The winners of the Max Tech and Beyond competition -- a team of University of Maryland students -- designed and built a prototype for a wall unit air conditioner that showed more than 30 percent energy savings when tested in a lab. | Photo courtesy of Yunho Hwang, University of Maryland.
With record-setting heat waves this summer, air conditioners across the country are working overtime. And that means greater energy usage and higher energy bills for homeowners. But the winners of the Energy Department’s Max Tech and Beyond Appliance Design Competition are hoping to change that with their design for a super energy efficient air conditioner.

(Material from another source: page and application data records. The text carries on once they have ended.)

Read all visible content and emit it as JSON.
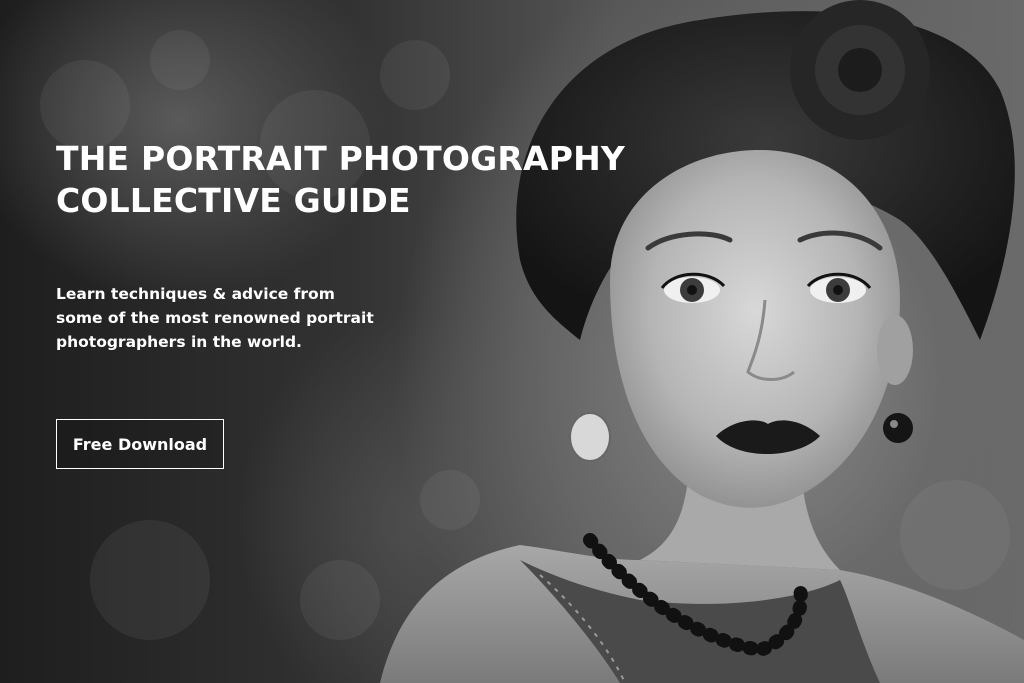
{
  "hero": {
    "title_lines": [
      "THE PORTRAIT PHOTOGRAPHY",
      "COLLECTIVE GUIDE"
    ],
    "description_lines": [
      "Learn techniques & advice from",
      "some of the most renowned portrait",
      "photographers in the world."
    ],
    "cta_label": "Free Download"
  },
  "colors": {
    "text": "#ffffff",
    "cta_border": "#ffffff"
  }
}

Challenged to create the next generation of ultra-low energy use appliances by going beyond the current “max tech,” meaning engineered using all existing best practices, the University of Maryland team -- comprised of 23 engineering undergraduate and graduate students and led by faculty advisor Professor Yunho Hwang -- spent the past year designing, building, and testing an air conditioning wall unit prototype. Air conditioners, accounting for an estimated 16 percent of household energy, are the largest source of household electricity use. This inspired the team to improve air conditioning technology and significantly reduce energy consumption by these household appliances.
Conventional air conditioning systems use the same process to cool and remove moisture from indoor air -- typically cooling air below the desired temperature to remove humidity and then reheating it. The Maryland team’s solution to this energy waste was to design a wall unit that separates the two processes, creating a separate system for both sensible and latent heat cooling. Tests of the prototype in a climate chamber showed more than 30 percent energy savings. The team estimates the prototype’s cost at $635, but they are mindful of the competition’s criteria of designing a commercially viable appliance. The team plans to spend the next year further improving the current design, reducing costs, and applying manufacturing friendly processes before presenting the project concept to 20 industrial sponsors for commercialization.
The competition wasn’t just about developing cutting-edge energy efficient technologies. The Energy Department’s Office of Energy Efficiency and Renewable Energy and Lawrence Berkeley National Laboratory created the competition to help develop future generations of energy efficiency-minded engineers. Max Tech and Beyond provided hands-on experience for students to learn all aspects of engineering, from concept development and computer model design to component fabrication and lab safety. “Students were able to experience the real processes of research and development,” says Professor Hwang, adding that the competition provided a direct experience, an education unlike no other approach. “Young engineers are our hope for addressing the country’s energy challenges,” he says.
The Maryland team competed against eight other university teams. Coming in second was the Marquette University team for its natural gas-fired combination water heater and clothes dryer prototype. Marquette not only integrated two systems into one product successfully and cost effectively but also amped up the educational part of the contest by adding an internal university competition between two teams of students, garnering the team an Honorable Mention for Educational Merit. For more information on the other teams’ designs, visit the Max Tech website.